To lose a sibling is to lose a part of yourself forever. And over the last 6 years, I have had to make a journey to fill that chasm inside of me, the empty rift left in Alex’s wake.

I’ve come to a point where I can say I have finally started healing—as though spring is finally returning to my soul.

And I cannot think of a better way to celebrate my brother, his life, and his memory than by trying to make myself whole again in his absence.

At Alex’s funeral, I read a eulogy for him. I don’t think it is the best piece of writing I have ever made, but it is one of the most honest. And to stand in front of people—to stand over your brother’s small body in a fire engine red casket made so tiny, so small—and read about his life, your memories of him, and the aching pain of your soul at his loss—is still the hardest thing I have ever done.

I read a quote from Antoine de Saint-Exupéry, author of The Little Price, in that eulogy:
“It is in the compelling zest of high adventure and of victory, and in creative action, that man finds his supreme joys.”

This is how you find yourself again. This is how you live after your soul has been torn asunder.

This is how you heal. One small, tiny, infinitesimal piece at a time.
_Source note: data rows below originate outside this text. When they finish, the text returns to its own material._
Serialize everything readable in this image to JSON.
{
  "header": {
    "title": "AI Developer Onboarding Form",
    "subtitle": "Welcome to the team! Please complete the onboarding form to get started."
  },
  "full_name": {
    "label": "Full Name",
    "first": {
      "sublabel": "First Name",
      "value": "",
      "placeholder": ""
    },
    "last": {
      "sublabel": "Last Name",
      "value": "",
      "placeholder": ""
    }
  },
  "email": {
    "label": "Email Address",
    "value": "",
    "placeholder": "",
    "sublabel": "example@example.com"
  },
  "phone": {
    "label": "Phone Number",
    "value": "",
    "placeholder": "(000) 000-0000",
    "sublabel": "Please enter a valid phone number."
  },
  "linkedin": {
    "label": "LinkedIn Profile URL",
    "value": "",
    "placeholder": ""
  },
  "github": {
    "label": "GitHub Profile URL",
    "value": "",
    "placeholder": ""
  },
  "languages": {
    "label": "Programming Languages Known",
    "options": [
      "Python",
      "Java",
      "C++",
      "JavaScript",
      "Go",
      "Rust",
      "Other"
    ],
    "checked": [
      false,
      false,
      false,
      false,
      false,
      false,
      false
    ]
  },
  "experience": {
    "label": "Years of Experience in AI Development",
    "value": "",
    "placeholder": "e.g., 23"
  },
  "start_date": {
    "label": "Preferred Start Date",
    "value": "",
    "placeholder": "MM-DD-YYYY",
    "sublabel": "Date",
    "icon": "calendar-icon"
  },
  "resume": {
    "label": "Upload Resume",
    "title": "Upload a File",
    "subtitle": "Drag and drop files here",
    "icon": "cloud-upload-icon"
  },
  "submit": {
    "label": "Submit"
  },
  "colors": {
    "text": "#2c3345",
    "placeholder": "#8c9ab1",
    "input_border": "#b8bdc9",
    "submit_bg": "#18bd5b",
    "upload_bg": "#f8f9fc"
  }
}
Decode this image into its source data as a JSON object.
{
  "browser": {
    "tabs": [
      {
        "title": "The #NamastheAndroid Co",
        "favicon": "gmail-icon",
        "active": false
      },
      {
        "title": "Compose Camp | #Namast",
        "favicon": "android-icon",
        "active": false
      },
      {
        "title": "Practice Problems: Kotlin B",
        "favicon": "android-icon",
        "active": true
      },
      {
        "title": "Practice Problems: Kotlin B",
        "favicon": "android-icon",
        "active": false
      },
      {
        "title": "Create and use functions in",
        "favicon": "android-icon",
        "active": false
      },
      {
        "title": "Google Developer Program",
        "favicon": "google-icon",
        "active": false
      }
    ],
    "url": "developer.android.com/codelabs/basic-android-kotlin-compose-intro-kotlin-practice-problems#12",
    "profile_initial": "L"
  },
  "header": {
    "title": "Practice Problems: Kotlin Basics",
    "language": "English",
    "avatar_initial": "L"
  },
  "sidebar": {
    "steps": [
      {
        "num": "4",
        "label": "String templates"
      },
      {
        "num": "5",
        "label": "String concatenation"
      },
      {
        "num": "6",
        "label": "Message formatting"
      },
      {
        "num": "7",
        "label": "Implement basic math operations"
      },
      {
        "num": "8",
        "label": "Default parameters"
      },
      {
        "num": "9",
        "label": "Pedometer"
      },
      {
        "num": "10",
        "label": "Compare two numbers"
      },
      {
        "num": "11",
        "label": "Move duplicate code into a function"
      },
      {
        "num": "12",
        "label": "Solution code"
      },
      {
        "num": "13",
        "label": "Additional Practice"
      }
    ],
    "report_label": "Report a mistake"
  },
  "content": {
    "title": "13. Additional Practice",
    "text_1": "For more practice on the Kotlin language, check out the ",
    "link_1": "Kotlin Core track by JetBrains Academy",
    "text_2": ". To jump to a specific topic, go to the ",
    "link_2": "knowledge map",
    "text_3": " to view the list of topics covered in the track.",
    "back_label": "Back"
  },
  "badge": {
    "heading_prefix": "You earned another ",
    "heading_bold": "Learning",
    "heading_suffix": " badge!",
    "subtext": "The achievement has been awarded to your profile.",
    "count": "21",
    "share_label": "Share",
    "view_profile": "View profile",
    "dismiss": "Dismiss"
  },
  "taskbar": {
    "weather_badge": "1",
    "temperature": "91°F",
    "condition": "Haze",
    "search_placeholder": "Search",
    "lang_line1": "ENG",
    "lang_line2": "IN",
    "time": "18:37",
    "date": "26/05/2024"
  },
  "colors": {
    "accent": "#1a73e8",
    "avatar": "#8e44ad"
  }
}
Kasey Santanen has finally come unstuck in time. Everything was beautiful and nothing hurt.

So it goes.